_WHAT YOU WILL DO_:
Give the number of lines in the material below where the word "Dress" shows up, without anything else.

SOURCE RECORDS START

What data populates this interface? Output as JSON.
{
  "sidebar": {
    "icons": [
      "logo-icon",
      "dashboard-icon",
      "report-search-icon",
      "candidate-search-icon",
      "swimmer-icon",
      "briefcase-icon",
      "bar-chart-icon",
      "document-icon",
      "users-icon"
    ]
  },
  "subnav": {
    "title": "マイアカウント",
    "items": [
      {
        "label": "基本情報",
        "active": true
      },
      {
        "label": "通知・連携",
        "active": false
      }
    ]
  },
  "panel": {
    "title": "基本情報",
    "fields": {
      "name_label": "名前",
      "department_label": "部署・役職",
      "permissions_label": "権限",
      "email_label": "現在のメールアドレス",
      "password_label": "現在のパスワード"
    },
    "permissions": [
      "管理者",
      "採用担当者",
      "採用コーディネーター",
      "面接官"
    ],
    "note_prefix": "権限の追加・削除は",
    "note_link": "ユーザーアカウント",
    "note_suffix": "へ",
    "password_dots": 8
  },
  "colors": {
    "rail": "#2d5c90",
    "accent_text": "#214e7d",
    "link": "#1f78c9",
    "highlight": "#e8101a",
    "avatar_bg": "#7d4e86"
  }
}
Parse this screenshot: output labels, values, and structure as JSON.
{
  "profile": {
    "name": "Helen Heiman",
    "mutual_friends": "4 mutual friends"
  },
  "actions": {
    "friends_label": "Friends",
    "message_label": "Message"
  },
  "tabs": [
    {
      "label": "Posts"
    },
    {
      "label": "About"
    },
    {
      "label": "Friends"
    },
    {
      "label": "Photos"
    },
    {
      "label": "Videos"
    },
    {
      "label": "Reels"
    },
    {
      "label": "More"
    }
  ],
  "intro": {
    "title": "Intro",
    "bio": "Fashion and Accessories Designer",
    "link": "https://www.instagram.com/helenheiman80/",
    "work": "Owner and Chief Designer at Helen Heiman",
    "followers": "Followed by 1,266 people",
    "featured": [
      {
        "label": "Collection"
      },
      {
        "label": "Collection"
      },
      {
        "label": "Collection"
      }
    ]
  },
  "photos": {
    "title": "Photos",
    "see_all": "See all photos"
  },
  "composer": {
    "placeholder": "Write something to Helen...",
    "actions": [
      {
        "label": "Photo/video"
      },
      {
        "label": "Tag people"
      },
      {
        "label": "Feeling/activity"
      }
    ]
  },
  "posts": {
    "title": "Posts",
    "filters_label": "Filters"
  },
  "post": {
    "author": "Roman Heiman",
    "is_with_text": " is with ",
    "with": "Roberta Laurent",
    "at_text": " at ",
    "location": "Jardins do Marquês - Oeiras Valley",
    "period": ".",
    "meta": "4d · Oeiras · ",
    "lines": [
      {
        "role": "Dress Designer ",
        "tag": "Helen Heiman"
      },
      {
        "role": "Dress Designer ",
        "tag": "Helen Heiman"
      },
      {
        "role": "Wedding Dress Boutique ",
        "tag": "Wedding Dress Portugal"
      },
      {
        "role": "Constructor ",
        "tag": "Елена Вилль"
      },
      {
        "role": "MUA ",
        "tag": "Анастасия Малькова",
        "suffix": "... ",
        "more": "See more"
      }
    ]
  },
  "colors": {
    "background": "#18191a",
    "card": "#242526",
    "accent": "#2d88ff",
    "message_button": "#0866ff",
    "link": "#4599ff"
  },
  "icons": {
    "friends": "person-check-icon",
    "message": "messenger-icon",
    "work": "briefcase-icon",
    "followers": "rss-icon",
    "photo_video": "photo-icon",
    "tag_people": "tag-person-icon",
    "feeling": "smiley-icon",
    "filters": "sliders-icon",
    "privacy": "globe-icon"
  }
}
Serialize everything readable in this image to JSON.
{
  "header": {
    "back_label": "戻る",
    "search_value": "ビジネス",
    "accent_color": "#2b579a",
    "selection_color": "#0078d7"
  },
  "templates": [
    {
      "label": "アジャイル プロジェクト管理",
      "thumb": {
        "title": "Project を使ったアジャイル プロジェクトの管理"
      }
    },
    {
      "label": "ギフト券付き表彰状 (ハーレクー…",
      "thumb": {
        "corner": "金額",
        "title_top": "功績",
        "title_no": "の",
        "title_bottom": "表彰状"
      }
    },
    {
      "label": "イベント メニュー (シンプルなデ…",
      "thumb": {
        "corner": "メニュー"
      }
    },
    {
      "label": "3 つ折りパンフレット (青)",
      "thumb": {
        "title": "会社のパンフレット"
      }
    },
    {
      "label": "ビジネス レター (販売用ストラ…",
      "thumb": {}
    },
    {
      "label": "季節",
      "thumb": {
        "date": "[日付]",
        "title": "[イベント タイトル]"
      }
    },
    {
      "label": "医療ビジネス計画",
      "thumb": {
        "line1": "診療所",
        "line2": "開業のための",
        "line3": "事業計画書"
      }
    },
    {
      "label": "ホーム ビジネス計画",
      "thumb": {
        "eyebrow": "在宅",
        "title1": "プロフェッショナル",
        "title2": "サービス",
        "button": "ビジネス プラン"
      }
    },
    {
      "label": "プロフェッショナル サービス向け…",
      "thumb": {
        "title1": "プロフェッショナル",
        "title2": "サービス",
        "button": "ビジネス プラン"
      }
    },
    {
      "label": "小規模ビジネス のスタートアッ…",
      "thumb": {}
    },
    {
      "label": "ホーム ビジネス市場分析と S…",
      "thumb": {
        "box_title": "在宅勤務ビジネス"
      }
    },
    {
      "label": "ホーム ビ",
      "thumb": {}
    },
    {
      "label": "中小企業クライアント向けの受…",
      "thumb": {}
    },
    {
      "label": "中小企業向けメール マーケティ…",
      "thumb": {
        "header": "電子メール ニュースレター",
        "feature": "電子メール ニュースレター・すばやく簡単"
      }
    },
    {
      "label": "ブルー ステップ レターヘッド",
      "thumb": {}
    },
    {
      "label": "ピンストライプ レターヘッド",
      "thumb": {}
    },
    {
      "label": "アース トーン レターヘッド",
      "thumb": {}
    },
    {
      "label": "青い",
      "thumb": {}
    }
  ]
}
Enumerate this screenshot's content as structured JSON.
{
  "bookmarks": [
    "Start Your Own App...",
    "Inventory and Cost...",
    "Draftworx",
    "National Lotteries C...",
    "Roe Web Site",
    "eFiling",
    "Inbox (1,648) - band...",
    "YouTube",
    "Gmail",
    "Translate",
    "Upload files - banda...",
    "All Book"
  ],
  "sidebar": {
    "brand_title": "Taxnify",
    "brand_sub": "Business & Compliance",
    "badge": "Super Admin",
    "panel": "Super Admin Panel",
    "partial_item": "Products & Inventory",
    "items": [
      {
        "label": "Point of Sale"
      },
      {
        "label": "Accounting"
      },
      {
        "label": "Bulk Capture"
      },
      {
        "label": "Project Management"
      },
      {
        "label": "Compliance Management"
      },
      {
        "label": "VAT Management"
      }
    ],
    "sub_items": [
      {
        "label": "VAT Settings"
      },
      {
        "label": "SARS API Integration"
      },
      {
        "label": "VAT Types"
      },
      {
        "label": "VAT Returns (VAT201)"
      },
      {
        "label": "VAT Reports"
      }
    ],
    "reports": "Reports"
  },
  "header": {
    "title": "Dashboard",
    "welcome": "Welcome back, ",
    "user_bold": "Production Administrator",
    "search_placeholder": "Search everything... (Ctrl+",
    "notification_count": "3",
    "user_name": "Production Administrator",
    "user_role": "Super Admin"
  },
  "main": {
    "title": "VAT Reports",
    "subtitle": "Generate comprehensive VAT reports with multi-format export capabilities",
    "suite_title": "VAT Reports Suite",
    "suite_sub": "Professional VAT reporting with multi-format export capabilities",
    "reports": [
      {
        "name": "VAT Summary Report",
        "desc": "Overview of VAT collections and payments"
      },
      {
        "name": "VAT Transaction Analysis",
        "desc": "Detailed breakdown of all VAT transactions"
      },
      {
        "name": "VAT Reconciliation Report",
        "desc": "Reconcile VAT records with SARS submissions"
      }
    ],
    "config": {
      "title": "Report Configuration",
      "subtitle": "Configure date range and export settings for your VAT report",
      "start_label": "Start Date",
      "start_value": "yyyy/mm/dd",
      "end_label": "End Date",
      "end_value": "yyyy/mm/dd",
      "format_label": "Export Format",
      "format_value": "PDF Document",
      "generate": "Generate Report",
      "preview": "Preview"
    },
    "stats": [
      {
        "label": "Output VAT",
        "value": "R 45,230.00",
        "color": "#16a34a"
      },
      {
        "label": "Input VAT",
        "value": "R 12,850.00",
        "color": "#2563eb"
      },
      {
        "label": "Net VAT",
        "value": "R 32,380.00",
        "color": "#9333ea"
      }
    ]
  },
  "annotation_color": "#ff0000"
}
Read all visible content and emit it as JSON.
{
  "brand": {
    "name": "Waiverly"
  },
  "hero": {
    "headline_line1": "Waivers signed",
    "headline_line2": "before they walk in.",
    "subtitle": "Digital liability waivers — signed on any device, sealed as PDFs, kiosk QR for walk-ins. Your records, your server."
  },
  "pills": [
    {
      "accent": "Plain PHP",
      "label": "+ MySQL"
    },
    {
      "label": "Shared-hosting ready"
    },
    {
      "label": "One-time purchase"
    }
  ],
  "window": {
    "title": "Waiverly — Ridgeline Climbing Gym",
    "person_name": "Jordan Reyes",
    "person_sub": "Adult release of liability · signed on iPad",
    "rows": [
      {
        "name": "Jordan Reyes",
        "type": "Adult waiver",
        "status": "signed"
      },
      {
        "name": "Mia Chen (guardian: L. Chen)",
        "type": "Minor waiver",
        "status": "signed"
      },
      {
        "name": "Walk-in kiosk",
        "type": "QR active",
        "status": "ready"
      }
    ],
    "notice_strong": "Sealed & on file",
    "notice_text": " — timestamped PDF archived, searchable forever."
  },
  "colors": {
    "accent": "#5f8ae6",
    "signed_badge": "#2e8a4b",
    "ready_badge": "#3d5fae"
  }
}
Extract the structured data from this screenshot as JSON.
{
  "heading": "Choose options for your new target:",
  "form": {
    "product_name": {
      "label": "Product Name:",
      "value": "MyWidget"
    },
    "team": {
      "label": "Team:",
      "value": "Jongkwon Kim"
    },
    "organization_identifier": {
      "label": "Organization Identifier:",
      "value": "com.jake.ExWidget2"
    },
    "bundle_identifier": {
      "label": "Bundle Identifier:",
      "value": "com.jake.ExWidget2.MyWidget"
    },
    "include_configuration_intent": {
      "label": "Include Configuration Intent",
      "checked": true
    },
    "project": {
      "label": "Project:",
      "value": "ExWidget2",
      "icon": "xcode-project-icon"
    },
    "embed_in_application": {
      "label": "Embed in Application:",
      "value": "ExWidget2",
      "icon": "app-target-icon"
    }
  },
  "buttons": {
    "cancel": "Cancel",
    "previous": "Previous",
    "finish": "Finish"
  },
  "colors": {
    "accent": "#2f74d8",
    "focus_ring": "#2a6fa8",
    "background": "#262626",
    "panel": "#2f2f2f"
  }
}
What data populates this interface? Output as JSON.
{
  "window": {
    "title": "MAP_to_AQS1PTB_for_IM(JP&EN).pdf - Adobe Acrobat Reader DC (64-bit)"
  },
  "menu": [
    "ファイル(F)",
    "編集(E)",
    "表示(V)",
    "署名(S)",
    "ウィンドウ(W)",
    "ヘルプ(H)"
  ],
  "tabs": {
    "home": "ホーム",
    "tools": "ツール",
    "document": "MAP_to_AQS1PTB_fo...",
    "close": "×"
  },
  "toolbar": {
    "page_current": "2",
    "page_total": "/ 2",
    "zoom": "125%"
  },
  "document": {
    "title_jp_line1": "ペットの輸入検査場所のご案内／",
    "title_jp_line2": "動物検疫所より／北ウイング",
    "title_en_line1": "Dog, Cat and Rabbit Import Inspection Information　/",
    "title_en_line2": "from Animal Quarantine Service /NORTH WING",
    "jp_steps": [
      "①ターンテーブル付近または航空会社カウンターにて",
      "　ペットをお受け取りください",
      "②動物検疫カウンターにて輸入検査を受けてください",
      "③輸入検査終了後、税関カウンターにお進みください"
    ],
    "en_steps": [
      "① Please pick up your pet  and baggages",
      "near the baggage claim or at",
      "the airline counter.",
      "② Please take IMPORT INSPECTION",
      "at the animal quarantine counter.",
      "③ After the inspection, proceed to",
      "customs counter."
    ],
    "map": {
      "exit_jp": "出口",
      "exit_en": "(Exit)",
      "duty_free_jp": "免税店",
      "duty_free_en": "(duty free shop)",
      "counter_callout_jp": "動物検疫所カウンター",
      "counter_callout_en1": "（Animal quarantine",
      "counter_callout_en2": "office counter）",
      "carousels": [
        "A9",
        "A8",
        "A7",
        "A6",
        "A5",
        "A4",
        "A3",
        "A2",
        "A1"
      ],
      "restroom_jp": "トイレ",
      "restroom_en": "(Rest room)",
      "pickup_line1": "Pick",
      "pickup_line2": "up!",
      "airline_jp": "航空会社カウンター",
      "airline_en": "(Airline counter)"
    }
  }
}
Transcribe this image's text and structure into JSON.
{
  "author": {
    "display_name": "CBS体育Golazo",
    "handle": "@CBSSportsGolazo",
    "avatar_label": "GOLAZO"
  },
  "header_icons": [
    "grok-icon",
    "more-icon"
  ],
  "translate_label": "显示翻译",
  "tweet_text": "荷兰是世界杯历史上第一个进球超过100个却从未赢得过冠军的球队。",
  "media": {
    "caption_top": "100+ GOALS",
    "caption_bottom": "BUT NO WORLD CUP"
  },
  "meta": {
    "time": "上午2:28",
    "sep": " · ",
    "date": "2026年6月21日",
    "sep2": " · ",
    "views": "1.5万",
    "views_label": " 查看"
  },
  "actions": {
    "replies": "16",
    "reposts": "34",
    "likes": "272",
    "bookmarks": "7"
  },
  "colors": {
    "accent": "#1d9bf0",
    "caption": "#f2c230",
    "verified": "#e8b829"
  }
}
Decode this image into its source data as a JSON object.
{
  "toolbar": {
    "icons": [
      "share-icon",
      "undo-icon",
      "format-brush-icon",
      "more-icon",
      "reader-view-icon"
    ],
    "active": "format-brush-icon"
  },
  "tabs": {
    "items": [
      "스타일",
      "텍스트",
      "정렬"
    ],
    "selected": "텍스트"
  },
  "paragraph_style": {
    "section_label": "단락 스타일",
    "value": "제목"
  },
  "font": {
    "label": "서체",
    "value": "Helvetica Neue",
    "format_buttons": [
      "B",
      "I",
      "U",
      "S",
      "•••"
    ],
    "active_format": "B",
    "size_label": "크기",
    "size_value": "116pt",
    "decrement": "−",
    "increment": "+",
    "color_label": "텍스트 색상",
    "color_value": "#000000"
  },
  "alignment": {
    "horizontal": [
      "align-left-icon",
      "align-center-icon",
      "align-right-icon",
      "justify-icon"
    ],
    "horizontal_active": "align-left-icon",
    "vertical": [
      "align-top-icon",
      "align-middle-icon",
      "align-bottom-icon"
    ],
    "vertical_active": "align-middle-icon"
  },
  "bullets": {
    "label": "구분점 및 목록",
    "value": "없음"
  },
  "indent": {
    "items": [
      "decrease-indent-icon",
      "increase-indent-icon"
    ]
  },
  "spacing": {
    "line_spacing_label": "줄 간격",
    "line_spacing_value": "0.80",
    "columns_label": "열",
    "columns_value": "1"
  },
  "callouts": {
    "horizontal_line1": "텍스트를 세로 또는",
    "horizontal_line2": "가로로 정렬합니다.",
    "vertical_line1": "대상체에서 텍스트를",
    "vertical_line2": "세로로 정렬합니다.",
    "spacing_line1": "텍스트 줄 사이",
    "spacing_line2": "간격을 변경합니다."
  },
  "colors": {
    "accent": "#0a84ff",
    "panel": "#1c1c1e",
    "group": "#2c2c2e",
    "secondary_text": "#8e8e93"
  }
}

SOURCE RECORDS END

_SOLUTION TO THE EXERCISE_:
4